I don’t expect Netflix recommendations from Kudlow’s successor in the Biden administration, Brian Deese, or from any of his colleagues. They are so crushingly on message that I’ve come to suspect their tweets and press releases are written, across the whole of government, in a single room, like one of those ghost kitchens that masquerades as 15 different restaurants serving the cuisines of 15 different cultures.

I know, I know, boring tweets are a small price to pay to no longer have to endure a presidency that daily vacillated between the hapless and the malicious. The new administration would like you to believe that boring tweets and press briefings that don’t end up as professional wrestling matches are a sign of competence. They well could be. They could also lull reporters into a chummy complacency, especially given that many of those reporters are bound to be impressed by the outward prestige of the new administration, rife as it is with Ivy Leaguers who collect credentials the way squirrels collect acorns.

To further complicate things, Joe Biden is nice. He might be one of the few people in Washington to whom the descriptor “nice guy” faithfully applies. That is going to make our jobs difficult, especially because the nice guy replaces a guy who was, by his own admission, not too nice.

We should be grateful that Trump energized the profession. Is that sort of like saying that Stalinism energized interest in Siberia? Maybe, I guess. But get a couple of drinks into any national reporter, and she will tell you the exact same thing. Trump was good for us, even if he was not good to us.
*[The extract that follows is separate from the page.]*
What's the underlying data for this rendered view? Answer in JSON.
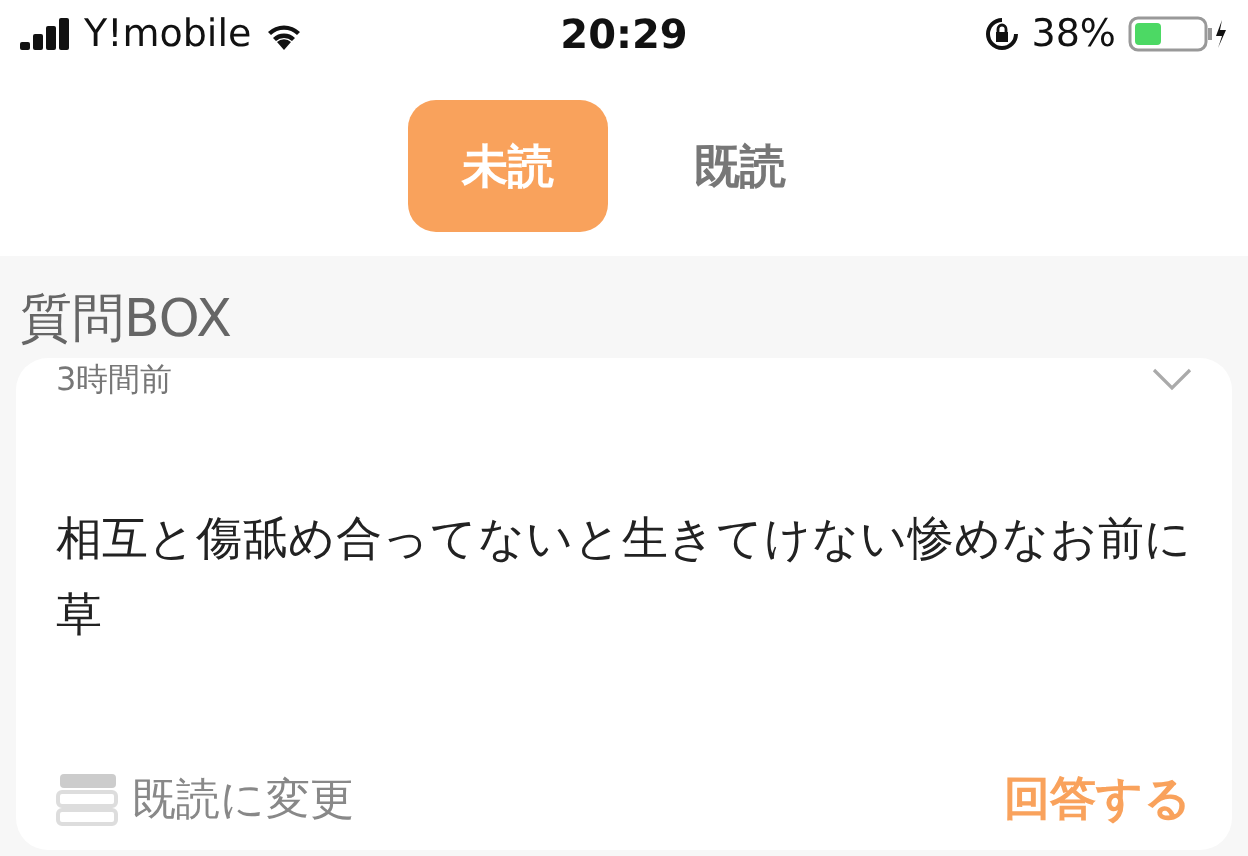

Judging from the discourse on Twitter—our ever-vigilant ombudsman—some want journalists to give the new administration a break, to let Biden undo Trumpism before subjecting him to harsh scrutiny. To which I say: No dice. If all those paeans about speaking truth to power and democracy dying in darkness were reserved for Trump alone, they were never really serious to begin with. The thrill may be gone, but the work remains.